Wednesday, September 12, 2007


I am getting into a groove with my routine. It is hard not going to work each day, but I am trying to relax and enjoy my leisurely days and let them unfold as they want. My goal is to let the job develop in its own way while applying to many to feel productive. I waiver between feeling panicked about the uncertainty of my future and chillin' in the moment. I saw a funny mantra in a Nike ad, "Things work out better when I don't give a crap." I am using it for the time being.

I like spending time at Pacific Coffee and using the internet and reading magazines. Once the apartment is secured, it will be a mad rush of shopping to acquire all the necessities. The past few days, I have been shopping for furniture, but won't purchase anything until the apartment is secured.

I told some people I would take pictures of my food, and I will start doing it. We have been getting most dinners at the local grocery store, Jusco.

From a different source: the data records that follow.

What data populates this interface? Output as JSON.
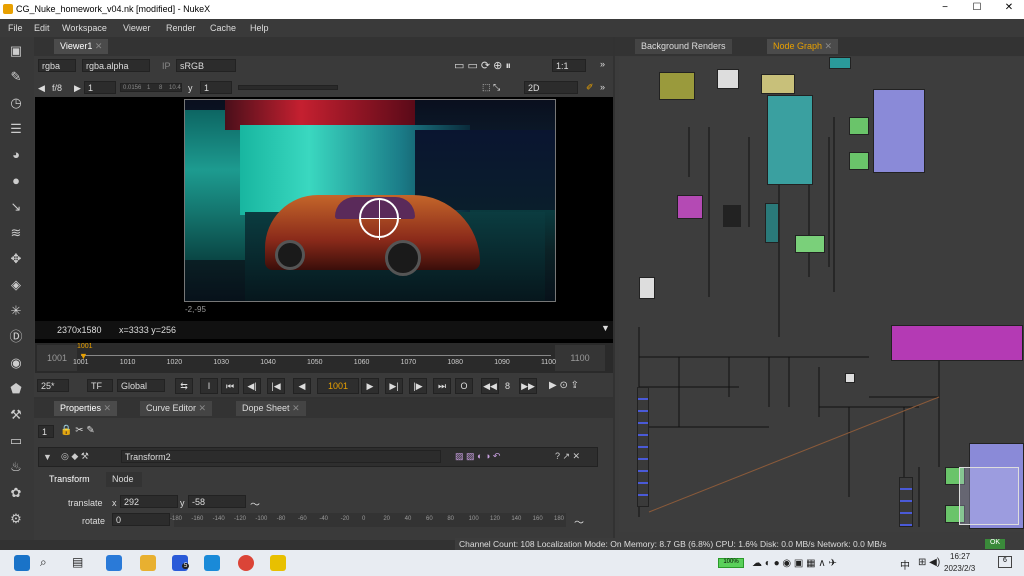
{
  "window": {
    "title": "CG_Nuke_homework_v04.nk [modified] - NukeX",
    "minimize": "−",
    "maximize": "☐",
    "close": "✕"
  },
  "menu": [
    "File",
    "Edit",
    "Workspace",
    "Viewer",
    "Render",
    "Cache",
    "Help"
  ],
  "viewer": {
    "tab": "Viewer1",
    "channels": "rgba",
    "alpha": "rgba.alpha",
    "ip": "IP",
    "lut": "sRGB",
    "fstop": "f/8",
    "gain": "1",
    "gamma_label": "y",
    "gamma": "1",
    "zoom": "1:1",
    "view_mode": "2D",
    "slider_marks": [
      "0.0156",
      "1",
      "8",
      "10.4"
    ],
    "coord_below": "-2,-95",
    "resolution": "2370x1580",
    "cursor": "x=3333 y=256"
  },
  "timeline": {
    "in": "1001",
    "out": "1100",
    "current": "1001",
    "ticks": [
      "1001",
      "1010",
      "1020",
      "1030",
      "1040",
      "1050",
      "1060",
      "1070",
      "1080",
      "1090",
      "1100"
    ]
  },
  "transport": {
    "fps": "25*",
    "tf": "TF",
    "range": "Global",
    "frame": "1001",
    "step": "8",
    "o_label": "O"
  },
  "props": {
    "tabs": [
      "Properties",
      "Curve Editor",
      "Dope Sheet"
    ],
    "count": "1",
    "node_name": "Transform2",
    "subtabs": [
      "Transform",
      "Node"
    ],
    "translate_label": "translate",
    "tx_label": "x",
    "tx": "292",
    "ty_label": "y",
    "ty": "-58",
    "rotate_label": "rotate",
    "rotate": "0",
    "rot_ticks": [
      "-180",
      "-160",
      "-140",
      "-120",
      "-100",
      "-80",
      "-60",
      "-40",
      "-20",
      "0",
      "20",
      "40",
      "60",
      "80",
      "100",
      "120",
      "140",
      "160",
      "180"
    ]
  },
  "graph_tabs": [
    "Background Renders",
    "Node Graph"
  ],
  "statusbar": "Channel Count: 108  Localization Mode: On  Memory: 8.7 GB (6.8%)  CPU: 1.6%  Disk: 0.0 MB/s  Network: 0.0 MB/s",
  "status_badge": "OK",
  "taskbar": {
    "time": "16:27",
    "date": "2023/2/3",
    "battery": "100%",
    "mail_badge": "5",
    "notif": "6",
    "ime": "中"
  }
}
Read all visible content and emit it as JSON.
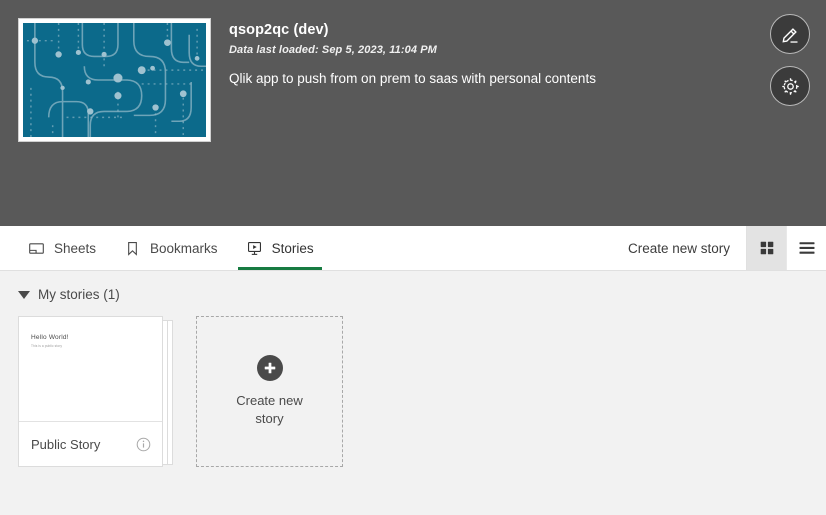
{
  "header": {
    "app_title": "qsop2qc (dev)",
    "data_last_loaded": "Data last loaded: Sep 5, 2023, 11:04 PM",
    "app_description": "Qlik app to push from on prem to saas with personal contents",
    "thumbnail_bg_color": "#0c6a8b",
    "background_color": "#595959",
    "edit_button_icon": "pencil-icon",
    "settings_button_icon": "gear-icon"
  },
  "tabs": [
    {
      "label": "Sheets",
      "icon": "sheets-icon",
      "active": false
    },
    {
      "label": "Bookmarks",
      "icon": "bookmark-icon",
      "active": false
    },
    {
      "label": "Stories",
      "icon": "stories-icon",
      "active": true
    }
  ],
  "toolbar": {
    "create_new_story_label": "Create new story",
    "grid_view_icon": "grid-view-icon",
    "list_view_icon": "list-view-icon",
    "selected_view": "grid",
    "active_tab_underline_color": "#177b41"
  },
  "section": {
    "title": "My stories (1)",
    "expanded": true
  },
  "stories": [
    {
      "name": "Public Story",
      "thumbnail_title": "Hello World!",
      "thumbnail_subtitle": "This is a public story",
      "info_icon": "info-icon"
    }
  ],
  "create_tile": {
    "label": "Create new story",
    "icon": "plus-icon"
  }
}
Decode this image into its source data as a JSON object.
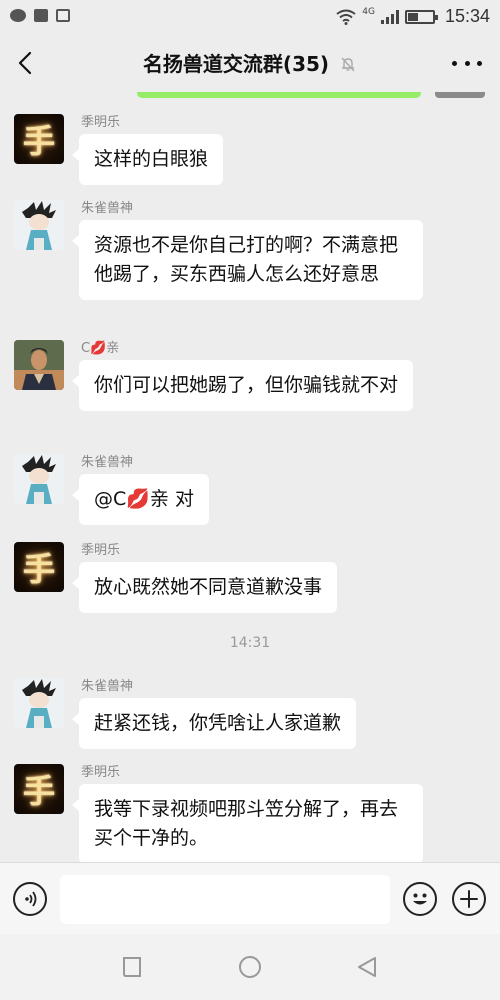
{
  "status_bar": {
    "network": "4G",
    "battery_level": 0.4,
    "time": "15:34",
    "left_icons": [
      "wechat-icon",
      "gallery-icon",
      "picture-icon"
    ]
  },
  "header": {
    "title": "名扬兽道交流群(35)",
    "back_icon": "chevron-left-icon",
    "mute_icon": "bell-off-icon",
    "more_icon": "more-dots-icon"
  },
  "messages": [
    {
      "sender": "季明乐",
      "avatar_char": "手",
      "text": "这样的白眼狼"
    },
    {
      "sender": "朱雀兽神",
      "text": "资源也不是你自己打的啊？不满意把他踢了，买东西骗人怎么还好意思"
    },
    {
      "sender": "C💋亲",
      "text": "你们可以把她踢了，但你骗钱就不对"
    },
    {
      "sender": "朱雀兽神",
      "text": "@C💋亲  对"
    },
    {
      "sender": "季明乐",
      "avatar_char": "手",
      "text": "放心既然她不同意道歉没事"
    },
    {
      "sender": "朱雀兽神",
      "text": "赶紧还钱，你凭啥让人家道歉"
    },
    {
      "sender": "季明乐",
      "avatar_char": "手",
      "text": "我等下录视频吧那斗笠分解了，再去买个干净的。"
    }
  ],
  "timestamp": "14:31",
  "input": {
    "value": "",
    "placeholder": ""
  },
  "colors": {
    "background": "#ededed",
    "bubble": "#ffffff",
    "self_bubble": "#95ec69",
    "sender_name": "#888888"
  }
}
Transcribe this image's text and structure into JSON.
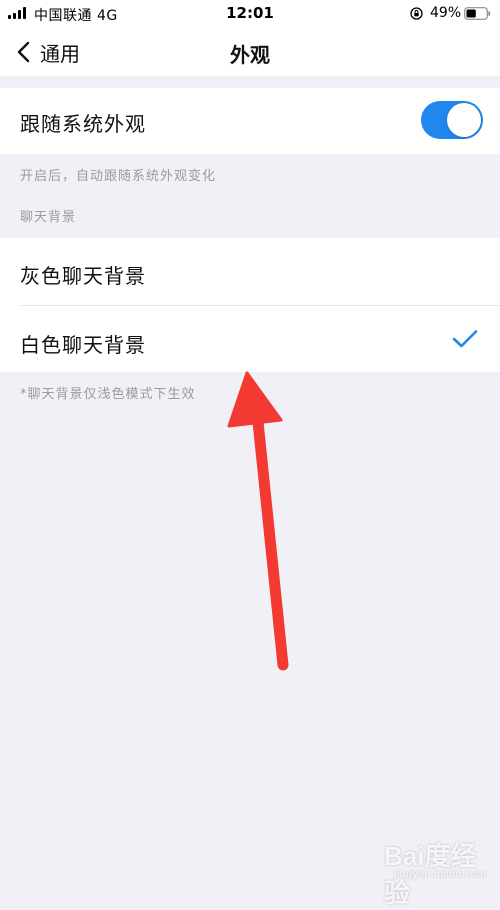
{
  "status_bar": {
    "carrier": "中国联通  4G",
    "time": "12:01",
    "battery_percent": "49%",
    "battery_level": 0.49,
    "signal_bars": 4
  },
  "nav": {
    "back_label": "通用",
    "title": "外观"
  },
  "follow_system": {
    "label": "跟随系统外观",
    "enabled": true,
    "hint": "开启后，自动跟随系统外观变化"
  },
  "chat_background": {
    "section_header": "聊天背景",
    "options": [
      {
        "label": "灰色聊天背景",
        "selected": false
      },
      {
        "label": "白色聊天背景",
        "selected": true
      }
    ],
    "footer_hint": "*聊天背景仅浅色模式下生效"
  },
  "watermark": {
    "logo": "Bai度经验",
    "url": "jingyan.baidu.com"
  },
  "colors": {
    "accent": "#1f87ee",
    "annotation": "#f23a32",
    "background": "#f0f0f6",
    "hint_text": "#9a9aa2"
  }
}
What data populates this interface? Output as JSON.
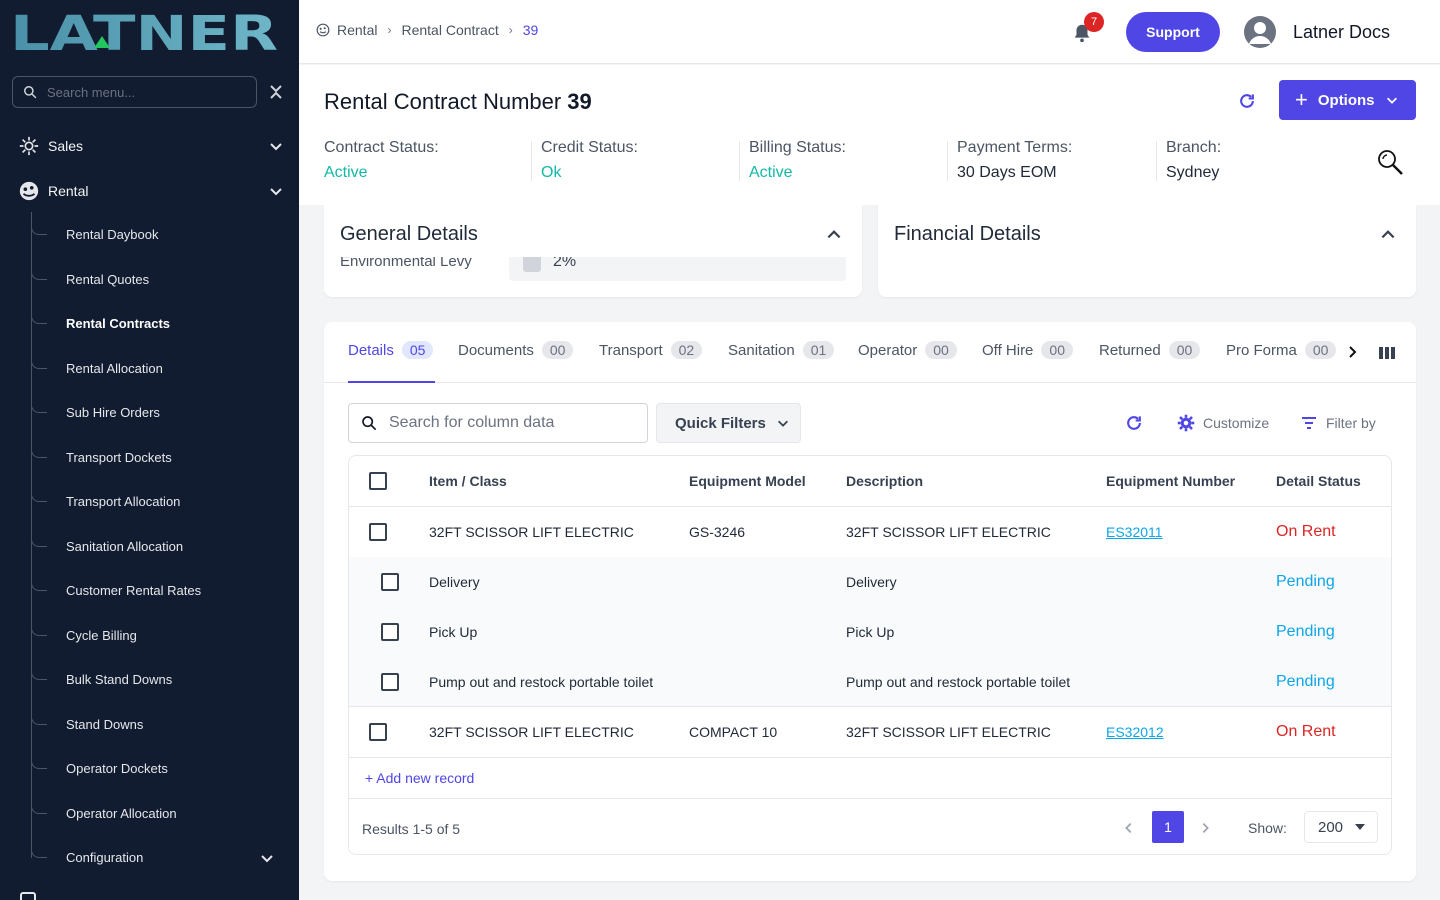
{
  "brand": {
    "logo_text": "LATNER"
  },
  "sidebar": {
    "search_placeholder": "Search menu...",
    "groups": [
      {
        "label": "Sales",
        "icon": "sales-icon"
      },
      {
        "label": "Rental",
        "icon": "rental-icon"
      }
    ],
    "rental_items": [
      "Rental Daybook",
      "Rental Quotes",
      "Rental Contracts",
      "Rental Allocation",
      "Sub Hire Orders",
      "Transport Dockets",
      "Transport Allocation",
      "Sanitation Allocation",
      "Customer Rental Rates",
      "Cycle Billing",
      "Bulk Stand Downs",
      "Stand Downs",
      "Operator Dockets",
      "Operator Allocation",
      "Configuration"
    ],
    "active_item": "Rental Contracts"
  },
  "topbar": {
    "breadcrumb": [
      "Rental",
      "Rental Contract",
      "39"
    ],
    "notification_count": "7",
    "support_label": "Support",
    "user_name": "Latner Docs"
  },
  "header": {
    "title": "Rental Contract Number",
    "number": "39",
    "options_label": "Options",
    "statuses": [
      {
        "label": "Contract Status:",
        "value": "Active",
        "color": "#14b8a6"
      },
      {
        "label": "Credit Status:",
        "value": "Ok",
        "color": "#14b8a6"
      },
      {
        "label": "Billing Status:",
        "value": "Active",
        "color": "#14b8a6"
      },
      {
        "label": "Payment Terms:",
        "value": "30 Days EOM",
        "color": "#1f2937"
      },
      {
        "label": "Branch:",
        "value": "Sydney",
        "color": "#1f2937"
      }
    ]
  },
  "general": {
    "title": "General Details",
    "levy_label": "Environmental Levy",
    "levy_value": "2%"
  },
  "financial": {
    "title": "Financial Details"
  },
  "tabs": [
    {
      "label": "Details",
      "count": "05",
      "active": true
    },
    {
      "label": "Documents",
      "count": "00"
    },
    {
      "label": "Transport",
      "count": "02"
    },
    {
      "label": "Sanitation",
      "count": "01"
    },
    {
      "label": "Operator",
      "count": "00"
    },
    {
      "label": "Off Hire",
      "count": "00"
    },
    {
      "label": "Returned",
      "count": "00"
    },
    {
      "label": "Pro Forma",
      "count": "00"
    }
  ],
  "toolbar": {
    "search_placeholder": "Search for column data",
    "quick_filters": "Quick Filters",
    "customize": "Customize",
    "filter_by": "Filter by"
  },
  "table": {
    "columns": [
      "Item / Class",
      "Equipment Model",
      "Description",
      "Equipment Number",
      "Detail Status"
    ],
    "rows": [
      {
        "item": "32FT SCISSOR LIFT ELECTRIC",
        "model": "GS-3246",
        "desc": "32FT SCISSOR LIFT ELECTRIC",
        "equip": "ES32011",
        "status": "On Rent"
      },
      {
        "item": "Delivery",
        "model": "",
        "desc": "Delivery",
        "equip": "",
        "status": "Pending"
      },
      {
        "item": "Pick Up",
        "model": "",
        "desc": "Pick Up",
        "equip": "",
        "status": "Pending"
      },
      {
        "item": "Pump out and restock portable toilet",
        "model": "",
        "desc": "Pump out and restock portable toilet",
        "equip": "",
        "status": "Pending"
      },
      {
        "item": "32FT SCISSOR LIFT ELECTRIC",
        "model": "COMPACT 10",
        "desc": "32FT SCISSOR LIFT ELECTRIC",
        "equip": "ES32012",
        "status": "On Rent"
      }
    ],
    "add_record": "+ Add new record",
    "results": "Results 1-5 of 5",
    "page": "1",
    "show_label": "Show:",
    "show_value": "200"
  },
  "colors": {
    "accent": "#4f46e5",
    "sidebar": "#111c30",
    "on_rent": "#dc2626",
    "pending": "#0ea5e9",
    "active": "#14b8a6"
  }
}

They have a large selection of prepared food and it is cheap. Last night I got a large container with half noodles and half vegetables. It fed me for two large dinners. This container cost $18HK or $2.30US. The noodles were fried with veges like lo mein and the 'vegetables' were a very popular green here in HK that seems like a cross between bok choy and broccoli rabe. The ones I got at Jusco were sauteed with garlic. Overall, I have been pleasantly surprised by the cost of things; cheaper than anticipated.

Monday, September 10, 2007


Today I had my first 'foreigner' moment. I was shopping in a store that was similar to Bath & Body Works. I smelled a small glass bottle of fragrance and the sales gal asked to help me, which is fairly typical in Hong Kong since there are so many service people. So the sales gal sprayed the fragrance on a test strip for me, and I sniffed again then remarked how much I liked it. Next I sprayed the fragrance on my wrists which evoked a horrified reaction from the gal. She proceeded to tell me it was not perfume but airfreshener!!!

Thursday, September 6, 2007


I drafted this thought while waiting to board my plane on Wednesday, September 5:

The past few days have been very sad and I am grieving for everything that 'was' including dear sweet Olive. The emotional process of this move has been far more taxing than I would have predicted. I am full of positive aniticiaption for my/our future, but it is hard to say good bye to everything and everyone that was familiar and homey.

Sunday, September 2, 2007

On my way

The house is packed, locked and loaded. The movers were excellent and it seems like all my worries were for naught. We have shipped 1,026 pounds of stuff via air to Hong Kong, which really wasn't much stuff--some closes, dishes, few books, hobby stuff, and our small coffee table. We both packed a huge amount of stuff to take on the plane. Now that the move is complete, I am excited to begin the new adventure since this door is swinging closed. I took some pictures of our moving experience, but the camera went with Erik, so I'll have to post them next week.

One of my goals for the blog is to experience the food in Asia and make note of the differences to US food. My first experience was at the hotel (in the US) when I saw a Chinese man eating a breakfast of oatmeal topped with jalapenos and scallions. It was unsweetened oatmeal and my guess is that he was trying to create a congee type dish. I haven't had congee yet, but am eager to try it. I think it is like a savory cream of wheat but made from rice.

I will try to post several times a week once I am in Hong Kong on September 7.